There’s much to like in Michael Carson’s work. Carson designs the clothes his subjects wear (it often seems as though he has a thing for skirts of a certain length and cut). Often the patterns or colors of his backgrounds match those of the clothes, creating a sense of continuity of color and texture, for which he’s been likened to Degas and Toulouse-Lautrec.
But it’s something else entirely to see his work in a series, one after the other. Seen this way, the subjects acquire a strange sense of simultaneity — it’s five o’clock somewhere, it’s black jack hour somewhere else, a contemplative girl sits on an armchair in a corner, a confident indoor sunglasses type sits on another.

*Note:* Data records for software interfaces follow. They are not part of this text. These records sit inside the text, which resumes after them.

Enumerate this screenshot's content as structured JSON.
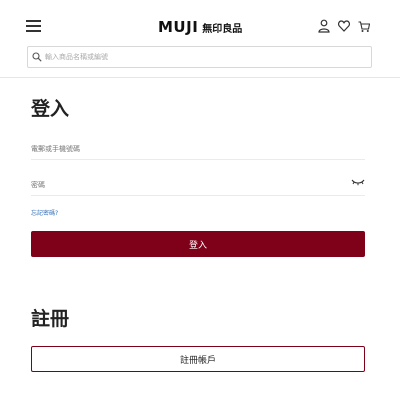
{
  "header": {
    "logo_text": "MUJI",
    "logo_cjk": "無印良品",
    "icons": [
      "menu-icon",
      "user-icon",
      "heart-icon",
      "cart-icon"
    ]
  },
  "search": {
    "placeholder": "輸入商品名稱或編號",
    "icon": "search-icon"
  },
  "login": {
    "title": "登入",
    "phone_placeholder": "電郵或手機號碼",
    "password_placeholder": "密碼",
    "eye_icon": "eye-closed-icon",
    "forgot_label": "忘記密碼?",
    "submit_label": "登入"
  },
  "register": {
    "title": "註冊",
    "button_label": "註冊帳戶"
  },
  "colors": {
    "accent": "#7f0019",
    "link": "#2f6fb8"
  }
}
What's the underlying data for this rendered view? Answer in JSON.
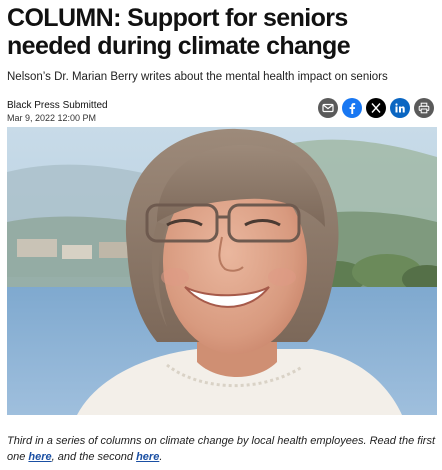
{
  "article": {
    "headline": "COLUMN: Support for seniors needed during climate change",
    "subhead": "Nelson’s Dr. Marian Berry writes about the mental health impact on seniors",
    "author": "Black Press Submitted",
    "date": "Mar 9, 2022 12:00 PM"
  },
  "share": {
    "buttons": [
      {
        "name": "email-icon",
        "color": "#555555"
      },
      {
        "name": "facebook-icon",
        "color": "#1877f2"
      },
      {
        "name": "x-icon",
        "color": "#000000"
      },
      {
        "name": "linkedin-icon",
        "color": "#0a66c2"
      },
      {
        "name": "print-icon",
        "color": "#555555"
      }
    ]
  },
  "photo": {
    "alt_subject": "woman-portrait"
  },
  "caption": {
    "text_1": "Third in a series of columns on climate change by local health employees. Read the first one ",
    "link_1": "here",
    "text_2": ", and the second ",
    "link_2": "here",
    "text_3": "."
  }
}
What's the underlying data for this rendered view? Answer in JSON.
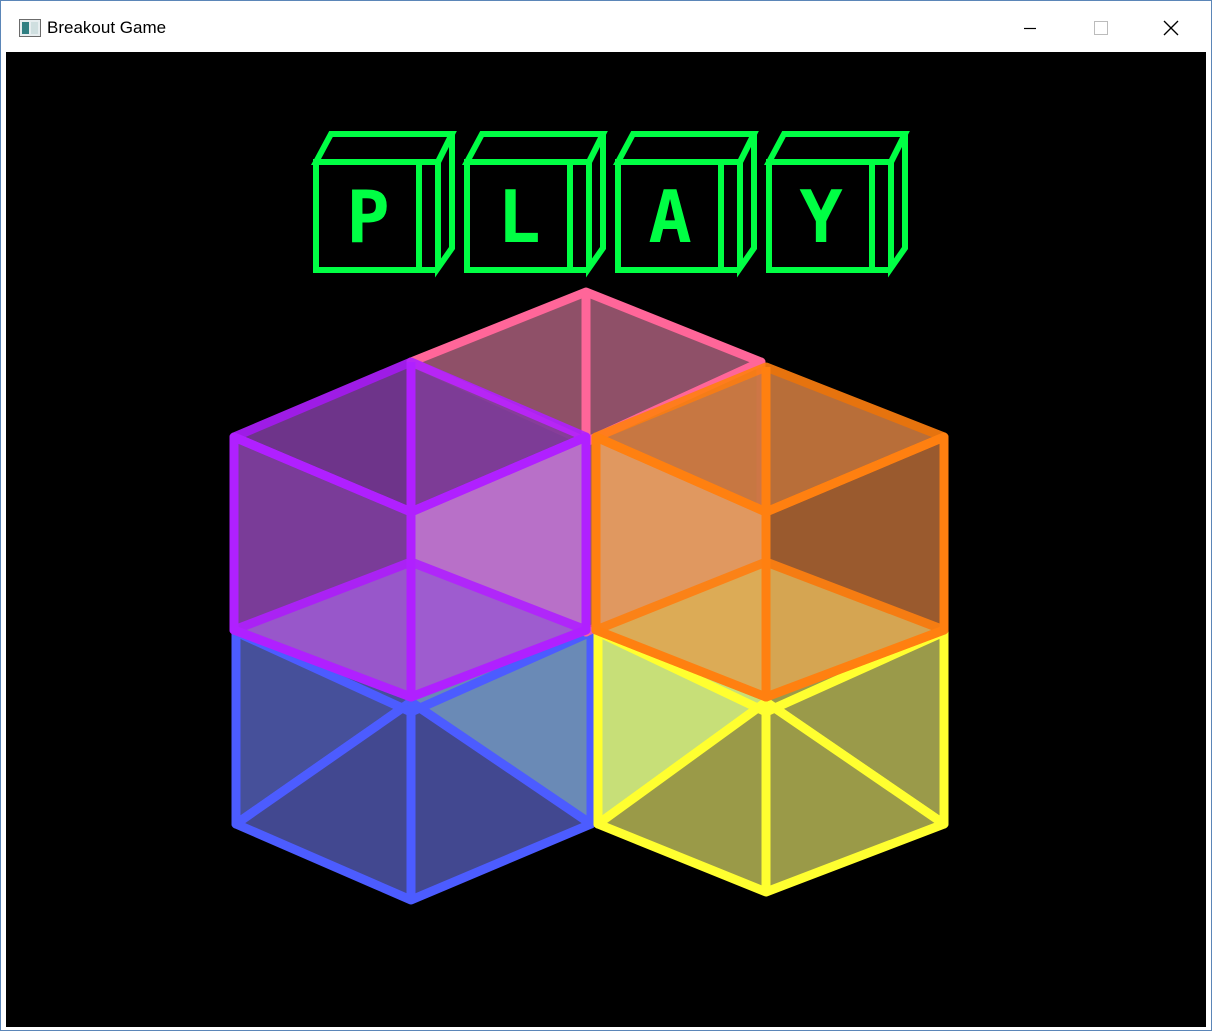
{
  "window": {
    "title": "Breakout Game",
    "icon": "app-window-icon",
    "controls": [
      "minimize-icon",
      "maximize-icon",
      "close-icon"
    ]
  },
  "menu": {
    "letters": [
      "P",
      "L",
      "A",
      "Y"
    ],
    "button_color": "#00ff44"
  },
  "artwork": {
    "cube_colors": {
      "pink": "#ff6699",
      "purple": "#b020ff",
      "orange": "#ff8010",
      "blue": "#4c5cff",
      "yellow": "#ffff30"
    }
  }
}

At first, the men and women of Caron’s world seem repetitious (for example, the shorthaired and long-legged girls in fashionable clothes standing or sitting in groups). But the everyday is often repetitious; today strangely like yesterday and the day before, yet still magically transformative.
- Ana Banana Team
photo: Michael Carson (source)